It’s not just nitrogen that tomatoes take from the soil; they also need trace elements. It was obvious, even in mum’s early days of growing toms, that her gritty soil was low on magnesium, which showed up as yellowing between the leaf veins. This was remedied by applying Epsom salts. However a feed of seaweed extract is better as it also contains other trace elements.

The majority of gardeners raise their toms in growing bags or large pots filled with multipurpose compost. Bags are fine but buy the best you can afford and don’t overcrowd them – two plants per bag max. Even then you’ll need to water at least once a day in sunny weather, and twice if it’s hot.

Regular watering is vital once the first fruit have formed, as is feeding with a high potash fertiliser. If you let plants dry out, the next time you water the sudden uptake can cause fruits to split – this tends to occur as they are reaching full size.

Get all that right and you should be well on your way to a successful tomato harvest!

Great varieties for you to grow

These three can be grown indoors or out and are among the tastiest tomatoes available:

1)Ferline’ F1

Ideal for growing outdoors as it’s blight and wilt resistant.

2) ‘Legend’

Beefsteak type that can also be grown indoors or out, and doesn’t need side shoots removing.

3) Cherry tomatoes

Ideal for growing for your family meals.

Watch our video on video for some summer tomato care tips

How to grow tomatoes

Follow our easy guide for a great summer crop

Step 1) Sow seeds from March to April. Fill a tray with seed compost, water, and scatter the seed across the surface. Lightly cover with compost. Put the tray in a heated propagator at 18˚C (64˚F) or cover it with cling film to speed germination (2-4 weeks). Place in a well-lit spot. Uncover seedlings as soon as they appear.

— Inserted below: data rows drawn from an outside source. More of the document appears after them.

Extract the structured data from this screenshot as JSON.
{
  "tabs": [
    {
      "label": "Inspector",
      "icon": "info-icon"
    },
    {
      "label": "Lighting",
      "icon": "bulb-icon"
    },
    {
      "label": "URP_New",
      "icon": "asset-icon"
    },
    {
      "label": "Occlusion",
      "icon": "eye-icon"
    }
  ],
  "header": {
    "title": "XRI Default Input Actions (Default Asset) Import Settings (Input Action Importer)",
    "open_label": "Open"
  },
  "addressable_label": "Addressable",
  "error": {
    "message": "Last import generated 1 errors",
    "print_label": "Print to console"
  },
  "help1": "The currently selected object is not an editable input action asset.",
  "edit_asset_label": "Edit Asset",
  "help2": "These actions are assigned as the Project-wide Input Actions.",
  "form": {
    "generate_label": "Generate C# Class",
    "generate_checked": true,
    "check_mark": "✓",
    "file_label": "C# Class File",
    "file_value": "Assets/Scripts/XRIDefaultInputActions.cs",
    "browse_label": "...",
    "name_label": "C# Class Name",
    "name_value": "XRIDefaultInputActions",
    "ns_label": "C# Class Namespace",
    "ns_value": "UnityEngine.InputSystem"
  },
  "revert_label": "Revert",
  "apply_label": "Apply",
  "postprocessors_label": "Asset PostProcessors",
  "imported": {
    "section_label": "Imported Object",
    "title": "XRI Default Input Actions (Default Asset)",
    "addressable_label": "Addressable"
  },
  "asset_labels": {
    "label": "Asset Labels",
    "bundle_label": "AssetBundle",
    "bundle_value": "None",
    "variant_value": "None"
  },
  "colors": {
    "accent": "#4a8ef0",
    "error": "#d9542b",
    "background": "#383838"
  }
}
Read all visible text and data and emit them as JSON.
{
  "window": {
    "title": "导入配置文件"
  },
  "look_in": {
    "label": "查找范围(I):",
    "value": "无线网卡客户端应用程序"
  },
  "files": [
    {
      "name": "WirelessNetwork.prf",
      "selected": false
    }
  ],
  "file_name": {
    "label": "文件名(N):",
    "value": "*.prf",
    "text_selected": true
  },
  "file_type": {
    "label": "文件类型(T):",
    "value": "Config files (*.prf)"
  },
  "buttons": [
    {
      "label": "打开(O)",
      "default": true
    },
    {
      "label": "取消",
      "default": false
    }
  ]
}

Step 2) Prick out seedlings when the first pair of true leaves forms. Plants will grow quickly so pot up into 3in (8cm) pots initially, filled with good quality multipurpose compost. It’s essential to keep them in a warm ( 16˚C-61˚F will be fine), bright location to avoid them getting lanky (like mine, pictured).

Step 3) Plants can go out once frosts are finished – early May in the greenhouse and late May (after hardening off) outdoors. Add cane supports when planting (right), or train stems up string lines in the greenhouse. Begin feeding with high potash fertiliser weekly when first flowers appear. Water regularly.

Step 4) Remove sideshoots (right) from cordons as they appear in the leaf axils (bushes won’t need this). Tackle whitefly/caterpillars with sticky traps or a spray suitable for use on edibles. Tie in main stem as necessary, and give an occasional feed of seaweed extract. Open all greenhouse vents and the door early in the morning.

Beating the dreaded blight

Few diseases are as deadly as potato blight, which also affects tomatoes. The spores of Phytopthera infestans start to cause trouble in warm, wet spells, when humidity is high. The tomato plant leaves blacken and collapse. Fruits take longer to show symptoms and should be picked even if they’re still green, and taken indoors to ripen.

Once blight strikes there’s nothing you can do other than bin the plants (don’t compost them). But as a preventative measure you can spray plants with  fungicide such as Bayer Fruit & Vegetable Disease Control or Bio Dithane 945 before blight strikes.

Watch out for tomato moth caterpillar!

It pays to check your plants around August time for pests, I returned home from a few days away to find that my greenhouse toms had been almost defoliated by a pest with a voracious appetite. Crumbly brown chunks of poo on the floor, and on staging, were tell-tale signs that something was seriously amiss. And it didn’t take long to track down the culprit: the tomato moth caterpillar.

tomato moth caterpillar

tomato moth caterpillar

As fruits are already ripening, you don’t want to spray with chemicals, so you need to hand-pick the caterpillars, and cut out damaged foliage (and binning the waste, not composting it, to avoid spreading the beasts around).

You will then need to give your greenhouse a good clean out, but you maybe removing plenty more caterpillars over coming weeks. The babies hide under leaves and in empty plant pots, tending to come out in early evening and at night when temperatures are cooler. So keep checking plants carefully before dusk.